In 1992, a Canadian government- industry group produced a national guideline for GTs to promote cogeneration with low NOx emissions, based on grams of NOx per gigajoule of power output and GJ of heat output to promote cogeneration. These guidelines reflected cost-effective pollution prevention, CHP system efficiency and unit sizing while addressing both NOx and CO2 emissions. An update was published in 2016 to address larger GTs.

In 2006, the U.S. Environmental Prevention Agency issued a rule (40 CFR 60, subpart KKKK) to incorporate a lb/MWhr output-based emissions standard (OAR-2004-0490, amended in 2012) along with concentration-based rules. As with the Canadian rules, these did not require SCR and had a cogeneration thermal component with flexible emissions monitoring. More recently, several states have passed energy efficiency policies and laws to advance clean and renewable energy, mostly due to climate risk concerns. Most, however, still use ppmv standards for NOx/CO emissions.

A successful lb/MWhr (not ppmv) standard can allow for:

• More flexibility and reliability in clean energy system design. If these are applied to the plant instead of the unit, designers can think more about overall efficiency of power and heat and lower parasitic losses to minimize all emissions

• Recognition of the associated waste heat recovery system, HRSG and steam turbine or district energy piping, as useful “zero emission” or pollution prevent ion energy devices. A typical cogeneration plant with a H:P ratio of 1:1 will have a net CO2 rate of 250 kg (or 550 lb) per MWhr
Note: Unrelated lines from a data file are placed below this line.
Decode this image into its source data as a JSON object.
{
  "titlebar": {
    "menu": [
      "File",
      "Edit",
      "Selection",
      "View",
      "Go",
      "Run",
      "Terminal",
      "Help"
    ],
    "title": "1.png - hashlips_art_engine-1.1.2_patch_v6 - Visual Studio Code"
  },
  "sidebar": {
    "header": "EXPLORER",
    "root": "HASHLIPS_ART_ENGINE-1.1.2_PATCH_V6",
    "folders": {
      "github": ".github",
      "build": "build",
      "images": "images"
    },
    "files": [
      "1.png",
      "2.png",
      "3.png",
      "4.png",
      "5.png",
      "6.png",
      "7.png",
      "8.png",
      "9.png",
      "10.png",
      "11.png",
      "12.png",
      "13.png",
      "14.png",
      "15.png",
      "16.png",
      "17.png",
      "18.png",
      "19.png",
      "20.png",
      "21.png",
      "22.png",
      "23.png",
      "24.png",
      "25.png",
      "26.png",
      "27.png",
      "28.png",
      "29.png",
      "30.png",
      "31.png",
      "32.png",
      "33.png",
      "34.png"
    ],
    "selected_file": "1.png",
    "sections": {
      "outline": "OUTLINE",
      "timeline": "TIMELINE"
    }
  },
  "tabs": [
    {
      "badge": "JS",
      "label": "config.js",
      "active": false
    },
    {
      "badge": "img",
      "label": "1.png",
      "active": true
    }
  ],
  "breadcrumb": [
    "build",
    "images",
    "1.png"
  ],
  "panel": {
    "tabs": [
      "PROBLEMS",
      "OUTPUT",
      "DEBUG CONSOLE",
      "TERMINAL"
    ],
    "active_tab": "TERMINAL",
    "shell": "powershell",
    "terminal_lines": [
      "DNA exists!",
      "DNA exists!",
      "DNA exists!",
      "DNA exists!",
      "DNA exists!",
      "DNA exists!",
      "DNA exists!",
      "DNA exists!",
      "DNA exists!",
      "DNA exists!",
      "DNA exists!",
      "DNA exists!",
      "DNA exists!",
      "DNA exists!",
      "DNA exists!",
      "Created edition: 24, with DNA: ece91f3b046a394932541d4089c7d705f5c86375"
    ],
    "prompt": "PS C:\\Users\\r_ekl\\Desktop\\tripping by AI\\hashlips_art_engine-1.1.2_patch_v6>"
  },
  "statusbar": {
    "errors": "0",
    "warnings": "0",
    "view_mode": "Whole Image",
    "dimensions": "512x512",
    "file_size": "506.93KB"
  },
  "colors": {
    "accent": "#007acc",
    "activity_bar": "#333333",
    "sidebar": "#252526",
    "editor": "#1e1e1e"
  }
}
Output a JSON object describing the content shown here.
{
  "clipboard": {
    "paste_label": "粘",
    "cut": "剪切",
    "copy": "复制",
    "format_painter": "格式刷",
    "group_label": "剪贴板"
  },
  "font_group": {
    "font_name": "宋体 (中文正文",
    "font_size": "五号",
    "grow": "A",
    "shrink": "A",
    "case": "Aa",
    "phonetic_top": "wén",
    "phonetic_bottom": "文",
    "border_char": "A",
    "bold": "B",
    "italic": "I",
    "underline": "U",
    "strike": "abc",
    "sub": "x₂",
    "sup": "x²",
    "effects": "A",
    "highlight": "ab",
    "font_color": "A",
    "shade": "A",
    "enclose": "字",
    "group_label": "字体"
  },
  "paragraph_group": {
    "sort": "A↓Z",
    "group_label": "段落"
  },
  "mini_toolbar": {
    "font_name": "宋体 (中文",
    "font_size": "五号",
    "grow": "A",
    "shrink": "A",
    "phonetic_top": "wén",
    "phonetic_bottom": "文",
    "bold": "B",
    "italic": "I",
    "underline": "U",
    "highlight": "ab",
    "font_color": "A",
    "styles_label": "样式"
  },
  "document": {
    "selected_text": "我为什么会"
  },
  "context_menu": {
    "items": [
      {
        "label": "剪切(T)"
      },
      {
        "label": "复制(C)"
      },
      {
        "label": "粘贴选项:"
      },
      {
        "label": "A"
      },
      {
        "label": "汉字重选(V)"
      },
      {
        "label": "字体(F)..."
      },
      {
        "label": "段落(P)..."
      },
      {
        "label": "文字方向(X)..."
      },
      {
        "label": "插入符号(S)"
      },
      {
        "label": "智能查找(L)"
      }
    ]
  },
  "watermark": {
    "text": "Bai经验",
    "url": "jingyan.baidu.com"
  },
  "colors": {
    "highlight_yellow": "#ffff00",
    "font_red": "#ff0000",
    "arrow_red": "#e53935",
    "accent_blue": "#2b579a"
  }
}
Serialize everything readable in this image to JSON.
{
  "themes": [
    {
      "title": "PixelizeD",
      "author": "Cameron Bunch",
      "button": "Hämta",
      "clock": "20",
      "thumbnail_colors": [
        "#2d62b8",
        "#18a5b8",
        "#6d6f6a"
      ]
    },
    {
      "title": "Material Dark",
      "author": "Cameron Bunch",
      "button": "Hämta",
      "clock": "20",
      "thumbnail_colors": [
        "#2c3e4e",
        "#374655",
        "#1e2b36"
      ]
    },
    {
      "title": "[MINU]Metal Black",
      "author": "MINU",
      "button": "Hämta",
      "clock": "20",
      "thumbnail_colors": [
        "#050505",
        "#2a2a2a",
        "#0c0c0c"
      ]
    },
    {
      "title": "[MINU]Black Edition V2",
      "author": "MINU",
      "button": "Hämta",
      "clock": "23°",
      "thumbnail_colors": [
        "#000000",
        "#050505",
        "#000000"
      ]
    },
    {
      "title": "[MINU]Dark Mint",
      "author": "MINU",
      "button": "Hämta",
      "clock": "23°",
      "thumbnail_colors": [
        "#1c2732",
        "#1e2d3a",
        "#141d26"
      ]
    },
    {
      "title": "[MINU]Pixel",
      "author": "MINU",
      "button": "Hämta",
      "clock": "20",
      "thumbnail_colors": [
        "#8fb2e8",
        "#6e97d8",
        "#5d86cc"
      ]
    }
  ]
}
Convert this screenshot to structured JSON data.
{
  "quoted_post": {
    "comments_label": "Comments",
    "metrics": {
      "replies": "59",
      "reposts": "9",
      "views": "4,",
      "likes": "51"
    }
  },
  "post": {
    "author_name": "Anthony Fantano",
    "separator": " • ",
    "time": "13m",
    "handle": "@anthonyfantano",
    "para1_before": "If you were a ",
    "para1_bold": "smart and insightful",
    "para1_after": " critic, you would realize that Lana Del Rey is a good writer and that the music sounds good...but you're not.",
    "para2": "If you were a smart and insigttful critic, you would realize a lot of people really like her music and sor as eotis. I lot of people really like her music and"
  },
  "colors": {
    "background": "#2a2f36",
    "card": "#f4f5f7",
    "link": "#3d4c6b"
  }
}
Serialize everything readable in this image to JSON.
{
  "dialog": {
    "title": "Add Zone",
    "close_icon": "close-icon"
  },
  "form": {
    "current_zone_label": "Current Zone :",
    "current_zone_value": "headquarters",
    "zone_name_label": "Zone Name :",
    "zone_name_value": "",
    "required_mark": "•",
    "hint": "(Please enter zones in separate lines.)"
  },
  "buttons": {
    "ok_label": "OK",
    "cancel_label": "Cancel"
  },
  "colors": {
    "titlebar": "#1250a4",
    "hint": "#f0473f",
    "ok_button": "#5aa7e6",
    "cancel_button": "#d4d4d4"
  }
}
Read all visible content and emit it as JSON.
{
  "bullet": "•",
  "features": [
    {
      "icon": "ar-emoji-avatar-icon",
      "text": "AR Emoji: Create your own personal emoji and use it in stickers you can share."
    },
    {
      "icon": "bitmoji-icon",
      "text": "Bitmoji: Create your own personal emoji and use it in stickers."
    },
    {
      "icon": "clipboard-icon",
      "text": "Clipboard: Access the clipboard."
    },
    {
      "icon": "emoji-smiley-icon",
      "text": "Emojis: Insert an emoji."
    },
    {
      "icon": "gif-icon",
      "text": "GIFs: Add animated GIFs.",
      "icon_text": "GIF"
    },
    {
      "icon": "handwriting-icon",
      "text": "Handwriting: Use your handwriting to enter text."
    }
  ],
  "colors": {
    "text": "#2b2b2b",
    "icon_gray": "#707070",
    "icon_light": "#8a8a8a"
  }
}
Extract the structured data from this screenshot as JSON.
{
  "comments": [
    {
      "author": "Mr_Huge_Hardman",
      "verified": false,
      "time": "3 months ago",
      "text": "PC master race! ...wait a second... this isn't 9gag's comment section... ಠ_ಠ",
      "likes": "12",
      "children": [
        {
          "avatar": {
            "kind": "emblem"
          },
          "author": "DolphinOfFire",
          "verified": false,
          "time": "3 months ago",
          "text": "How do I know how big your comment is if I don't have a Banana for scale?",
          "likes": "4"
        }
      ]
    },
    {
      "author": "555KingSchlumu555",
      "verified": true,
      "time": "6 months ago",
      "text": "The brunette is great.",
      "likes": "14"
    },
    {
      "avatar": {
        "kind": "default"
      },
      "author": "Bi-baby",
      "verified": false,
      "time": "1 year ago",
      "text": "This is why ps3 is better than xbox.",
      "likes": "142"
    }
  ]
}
• Better operation at transient load or changing ambient conditions if combustor mechanical design is not tied to low ppm constraints but rather to optimal power, fuel rate and mass flow. This allows better integration with wind and solar energy.

There is much discussion about life-cycle emissions, and how natural gas has half the GHGs of coal (cogeneration would be a net 70% reduction). A better way to conduct this analysis would be based on a combination of air pollutants, toxics and GHGs. A mix of gas turbine simple cycle, combined cycle and cogeneration systems would achieve a 70%-to-90% reduction in total air emissions compared with coal, if upstream methane emissions can be minimized.

Modern GT cogeneration plants represent a dramatic decrease in all air pollutants and carbon dioxide, while providing local reliability. With clean fuels, and in combination with all renewables and district energy, fuel cells and hydrogen systems, they represent a reasonably sustainable solution for at least the next 50 years. These topics will be considered at the upcoming Canadian Gas Turbine Energy Network conference in Banff Alberta, Oct 21–23, 2019 (

Manfred Klein is principal of MA Klein & Associates, a consulting firm specializing in natural gas energy systems, gas turbines, distributed energy and air emissions solutions. For more information, email